In general, openness and transparency can be very positive forces, for personal lives and for political movements both. We see evidence of this all the time. But at their best, openness and transparency empower people, and people who have lost the ability to control information about themselves and their lives can’t possibly be empowered.

Until these developers listen to the people using their platforms, these platforms will continue to make changes that drastically increase risk for marginalized people, and they will continue to refuse to make the changes that would decrease the risk instead.

6 comments

Skip to comment form

  1. 1
    AMM

    For some reason, this reminds me of Tina Fey’s story (in Bossypants) about Kotex Classic: the one with the punch line: they had no clue.

    These are guys who know nothing about what life is like for people outside their rather narrow — and privileged — demographic (male, young, white, straight, single, middle-class, dudebro, abled, etc.), and don’t really believe in anything they haven’t experienced. Cf.: your June 4 post “They Have To See It With Their Own Eyes”. They’re the guys (gender intentional) who write video/computer games where only the males have agency and the females are prizes (or booty.)

    The quasi-quote “If they don’t have bread, why don’t they eat cake?” comes to mind.

  2. 2
    smrnda

    I agree it’s an issue of privileged people not getting it; I also feel it’s an issue of people who think they are *so brilliant* that they don’t think any feedback that does not already agree with them is worth listening to. There is demand for greater privacy, for restricted access to personal information or communication, but no response.

  3. 3
    Captaintripps

    In general my interactions with tech companies have been coloured by their arrogance and ignorance. They often seem to believe they know all the answers while simultaneously knowing very little about my business. It certainly comes as no surprise that a lot of them do not think about these issues. The solution, I believe, is to keep talking about it like this to encourage more conscientious technologists. They are out there!

  4. 4
    =8)-DX

    I think part of the problem is that reducing potential for abuse in computer programs (websites/services) has always immerged naturally, after such abuse has been noticed already occuring. This is true for SQL injection attacks, site crawling, DDOS attacks, contact-form SPAM, user registration SPAM and many more technical avenues of abuse. It had to start happening and it had to be important to the tech people who were resolving it (for instance, getting fired and potentially jailed because a loophole in your code lead to theft of thousands of credit card numbers tends to motivate people).

    This kind of user-on-user abuse, to a tech person, seems like you’re asking a worker who just finished laying down pavement to make sure people stop catcalling on it.

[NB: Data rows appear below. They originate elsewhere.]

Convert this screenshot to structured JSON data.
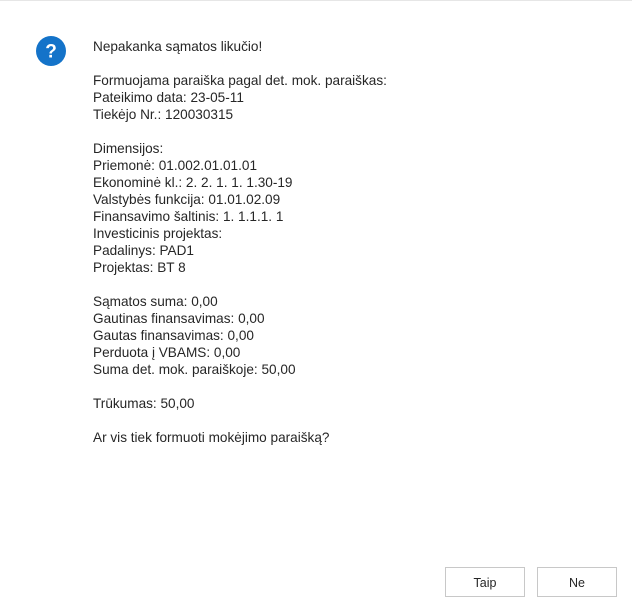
{
  "icon": {
    "name": "question-icon",
    "color": "#1473c9"
  },
  "message": {
    "lines": [
      "Nepakanka sąmatos likučio!",
      "",
      "Formuojama paraiška pagal det. mok. paraiškas:",
      "Pateikimo data: 23-05-11",
      "Tiekėjo Nr.: 120030315",
      "",
      "Dimensijos:",
      "Priemonė: 01.002.01.01.01",
      "Ekonominė kl.: 2. 2. 1. 1. 1.30-19",
      "Valstybės funkcija: 01.01.02.09",
      "Finansavimo šaltinis: 1. 1.1.1. 1",
      "Investicinis projektas:",
      "Padalinys: PAD1",
      "Projektas: BT 8",
      "",
      "Sąmatos suma: 0,00",
      "Gautinas finansavimas: 0,00",
      "Gautas finansavimas: 0,00",
      "Perduota į VBAMS: 0,00",
      "Suma det. mok. paraiškoje: 50,00",
      "",
      "Trūkumas: 50,00",
      "",
      "Ar vis tiek formuoti mokėjimo paraišką?"
    ]
  },
  "buttons": {
    "yes_label": "Taip",
    "no_label": "Ne"
  }
}
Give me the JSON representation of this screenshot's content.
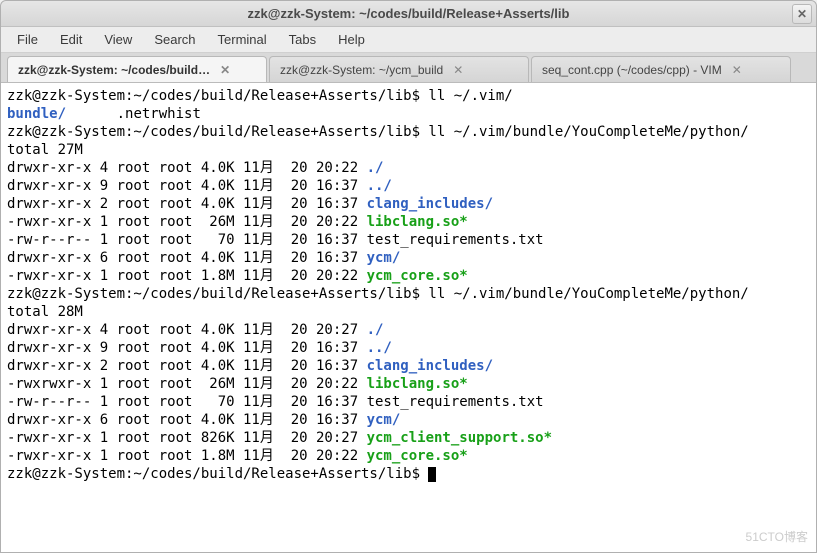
{
  "window": {
    "title": "zzk@zzk-System: ~/codes/build/Release+Asserts/lib"
  },
  "menu": [
    "File",
    "Edit",
    "View",
    "Search",
    "Terminal",
    "Tabs",
    "Help"
  ],
  "tabs": [
    {
      "title": "zzk@zzk-System: ~/codes/build…",
      "active": true
    },
    {
      "title": "zzk@zzk-System: ~/ycm_build",
      "active": false
    },
    {
      "title": "seq_cont.cpp (~/codes/cpp) - VIM",
      "active": false
    }
  ],
  "prompt_base": "zzk@zzk-System:~/codes/build/Release+Asserts/lib$ ",
  "commands": {
    "cmd1": "ll ~/.vim/",
    "cmd2": "ll ~/.vim/bundle/YouCompleteMe/python/",
    "cmd3": "ll ~/.vim/bundle/YouCompleteMe/python/"
  },
  "ls1_line": "bundle/      .netrwhist",
  "listing1": {
    "total": "total 27M",
    "rows": [
      {
        "meta": "drwxr-xr-x 4 root root 4.0K 11月  20 20:22 ",
        "name": "./",
        "type": "dir"
      },
      {
        "meta": "drwxr-xr-x 9 root root 4.0K 11月  20 16:37 ",
        "name": "../",
        "type": "dir"
      },
      {
        "meta": "drwxr-xr-x 2 root root 4.0K 11月  20 16:37 ",
        "name": "clang_includes/",
        "type": "dir"
      },
      {
        "meta": "-rwxr-xr-x 1 root root  26M 11月  20 20:22 ",
        "name": "libclang.so*",
        "type": "exe"
      },
      {
        "meta": "-rw-r--r-- 1 root root   70 11月  20 16:37 ",
        "name": "test_requirements.txt",
        "type": "file"
      },
      {
        "meta": "drwxr-xr-x 6 root root 4.0K 11月  20 16:37 ",
        "name": "ycm/",
        "type": "dir"
      },
      {
        "meta": "-rwxr-xr-x 1 root root 1.8M 11月  20 20:22 ",
        "name": "ycm_core.so*",
        "type": "exe"
      }
    ]
  },
  "listing2": {
    "total": "total 28M",
    "rows": [
      {
        "meta": "drwxr-xr-x 4 root root 4.0K 11月  20 20:27 ",
        "name": "./",
        "type": "dir"
      },
      {
        "meta": "drwxr-xr-x 9 root root 4.0K 11月  20 16:37 ",
        "name": "../",
        "type": "dir"
      },
      {
        "meta": "drwxr-xr-x 2 root root 4.0K 11月  20 16:37 ",
        "name": "clang_includes/",
        "type": "dir"
      },
      {
        "meta": "-rwxrwxr-x 1 root root  26M 11月  20 20:22 ",
        "name": "libclang.so*",
        "type": "exe"
      },
      {
        "meta": "-rw-r--r-- 1 root root   70 11月  20 16:37 ",
        "name": "test_requirements.txt",
        "type": "file"
      },
      {
        "meta": "drwxr-xr-x 6 root root 4.0K 11月  20 16:37 ",
        "name": "ycm/",
        "type": "dir"
      },
      {
        "meta": "-rwxr-xr-x 1 root root 826K 11月  20 20:27 ",
        "name": "ycm_client_support.so*",
        "type": "exe"
      },
      {
        "meta": "-rwxr-xr-x 1 root root 1.8M 11月  20 20:22 ",
        "name": "ycm_core.so*",
        "type": "exe"
      }
    ]
  },
  "watermark": "51CTO博客"
}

    So basically I’d say these ideas (about the necessity of protection/blocking/tools in social media or any websites) are what will change things – make this an issue, complain to the companies, get their bosses to shout at the techies and future iterations should include improvements. Also, more techie women would help.

  5. 5
    Hershele Ostropoler

    I think a lot of the weird privacy practices of social media, especially Facebook, can be traced to GSF1 (and the others to a lesser extent: as that page puts it, “arguably, Friendster was designed by a GSF4 carrier”). That and bliss ninnyism in the form of the belief that there are no conflicts between people that aren’t caused by poor communication. The latter, in particular, leads to the sincere belief that harassment is just misunderstanding.

    1. 5.1
      Miri, Professional Fun-Ruiner

      I’ve never heard of “bliss ninnyism” before, but that’s a fascinating way to explain a lot of phenomena, including many people’s unwillingness to end relationships that just aren’t working (not even necessarily because of abuse or anything like that) because they keep thinking that if they just communicate to their partner how they want the relationship to change, it will.

Comments have been disabled.

%d bloggers like this: